ACT Party Leader David Seymour has voiced concern over recommendations made in a recent radical Waitangi Tribunal report that urges not only for Crown land to be returned to Māori, but for iwi to be compensated for the effects of colonisation.

Seymour accused the tribunal of indulging in ‘divisive’ activism, arguing the findings presented by the report encroach on property rights and the ‘basic human rights’ of New Zealanders.

Seymour said it was time for Parliament to define the principles of the Treaty of Waitangi.

‘I think it would legitimate a healthy debate,’ Seymour said. ‘A lot of people say it would be very divisive. That’s not what I see.’

The approximately 2000-page Waitangi Tribunal report, which was part of the Te Paparahi o Te Raki (Northland) probe, was made public in late December.

One of the conclusions is that the Crown violated treaty principles when it declared sovereignty over the North Island and later other regions of New Zealand. This is based on an earlier discovery that rangatira in the Bay of Islands and Hokianga did not transfer sovereignty in 1840.

The report made a number of recommendations, including that the Crown apologise for treaty violations, give local Māori back all Crown-owned land in the northern district, pay Māori, and grant Māori the authority to preside over future proceedings.

‘There may well be a claim of fact about things that happened and that we should be willing to look at that,’ Seymour said.

‘But I don’t see where the implication takes us as a free and democratic society.
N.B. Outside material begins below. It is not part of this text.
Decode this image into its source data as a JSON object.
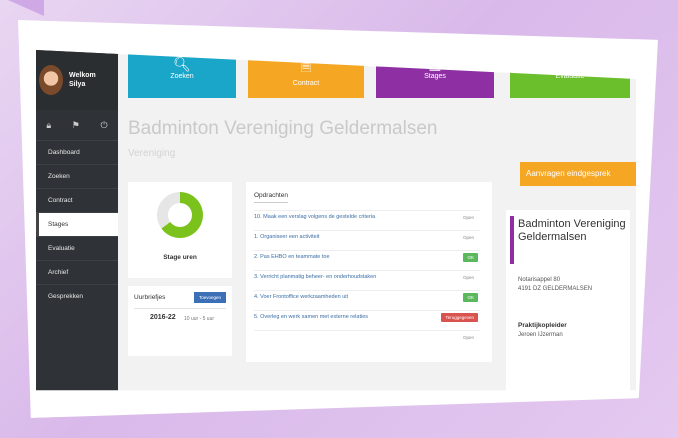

‘It would appear that if you take it to its logical conclusion then the property rights of New Zealanders and the basic human rights of New Zealanders in Northland are not subject to kāwanatanga [governance] by the Crown.

‘The idea that somehow there’s going to be some sort of dual sovereignty or contested sovereignty or alternative law enforcement or anything like that, it’s simply not consistent with the with what is good for people in the long term.

‘I think the problem is that the Waitangi Tribunal has gone well beyond its brief and become increasingly activist… it’s tried to become a source of authority in its own right.’

Seymour said if elected, ACT would reject the recommendations.